When you were little, it’s likely your parents or guardians encouraged you to get outside and play. And I bet you didn’t stand around asking why. Just because you’re an adult now doesn’t change the fact that getting outside at least a little bit every day is healthy. Sure, you may not be playing cops and robbers with your buddies anymore, but there are plenty of adult-ish alternatives to get you off your couch and outside enjoying what nature has to offer.
The rewards of getting out of your house are practically limitless, especially if you’re a recovering addict. Addictions like to isolate us from the people we love. Once we are secluded and in dark, lonely places, those addictions can thrive. Dealing with the ups and downs of recovery is difficult in the best of situations, and spending the bulk of our time indoors and alone makes it much easier to give in to old, destructive habits.
So precisely how does getting outside help you maintain sobriety? Our substance abuse rehab experts narrowed the list down to five main reasons.
1. Improved Focus and Concentration
People in the early phases of recovery treatment often experience something known as ‘brain fog.’ Symptoms include the inability to concentrate, confusion and disorientation, and racing thoughts. As the brain starts to heal from months or years of substance abuse, it must readjust to thinking and planning without using mind-altering substances.
Research shows that time spent in nature increased concentration levels in one study group. After working, study participants were divided into three groups – one group took a walk through the wilderness, the second group through a city, and the third just stayed put and relaxed. After returning, all participants completed a proofreading task. The nature walk group scored highest on the assignment. Other research has discovered that ADHD kids showed more significant concentration levels after a 20-minute walk in the park.
2. More Restful Sleep
Insomnia and trouble sleeping are common alcohol and drug withdrawal symptoms and tend to wreak havoc with recovery. Significantly, few people function well without quality, restful sleep. Spending time in natural light helps reset your body’s circadian rhythms by regulating its melatonin production.
Just seeing green is enough to make a difference in promoting better sleep. One study found that living near green landscapes is associated with higher levels of physical activity and that exercise, in turn, is a predictor of improved sleep. The study also discovered that men’s sleep quality is more positively affected by living near green space than women’s.
As an all-male drug rehab facility, we recognize that access to the outside is an essential aspect of addiction recovery. Despite its proximity to urban Salt Lake City, Renaissance Ranch is set on a relatively rural campus where recovering addicts have ample opportunity to enjoy the outdoors.
3. Enhanced Self-Esteem
While past research has clearly shown how nature walks and time spent outdoors can boost mood and self-esteem, does the same hold true for those battling addiction and other mental health issues? The answer is a clear yes!
Research has found that those suffering from depression, often a co-occurring condition with addiction, received a substantial boost in their mental health after interacting with nature. Nature walks also have been identified as creativity boosters, with research participants showing increased creativity and problem solving after spending time in green areas.

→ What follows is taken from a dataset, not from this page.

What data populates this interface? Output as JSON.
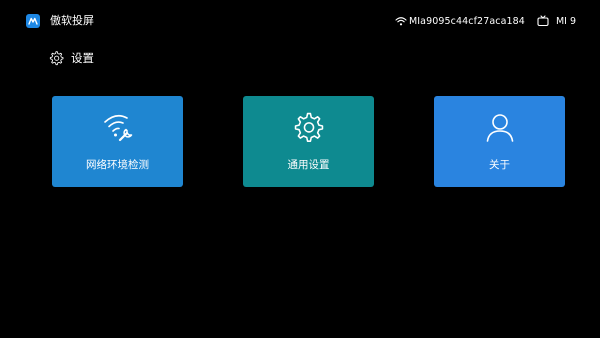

4. Reduced Stress/Lower Blood Pressure
Living your life will cause you stress; there are no ifs, ands, or buts about it. Add the pressure of maintaining sobriety, and you may feel that there’s no way you’ll be able to deal with all that cortisol coursing through your body. That said, you have a fantastic escape valve in the natural world. Whether you’re sitting on the beach, gazing out over the ocean, or taking a stroll through an inner-city park, taking time to unplug and breathe in the world around you has massive benefits.
Scientists have long reported that spending a few nights in the forest reduces your heart rate and the cortisol level in your body. In one particular Japanese study, results showed that one walk in the forest lowered a person’s stress hormone levels by more than 15 percent, their pulse rate by roughly 4 percent, and their blood pressure by just over 2 percent.
5. Less Loneliness and Boredom
Loneliness and boredom are prime relapse triggers, and the rise in addiction behaviors and mental health crises during the Covid-19 lockdowns provides ample evidence of that. Something changes when you get out of the house. When you spend time outside, you’re stimulating your body and brain in ways that are impossible to replicate inside – you’re smelling the flowers, you’re feeling the sun on your face, your toes are touching the grass. Your focus turns from yourself to a whole world that stretches beyond those four walls.
Being outside naturally puts you in the path of other people, as well. If you’re walking a well-traveled trail, doubtless, you’ll interact with some new or familiar faces. If you’re sitting on a park bench, others might find their way to that same bench and introduce themselves. Humans, even introverted ones, naturally crave activity and social connection. We tend to wither when we’re alone and idle. Nature is our antidote.
If you’re working hard to stay on your recovery path, consider taking that path outside – often. Daily ‘nature therapy’ is sometimes the only medicine you need.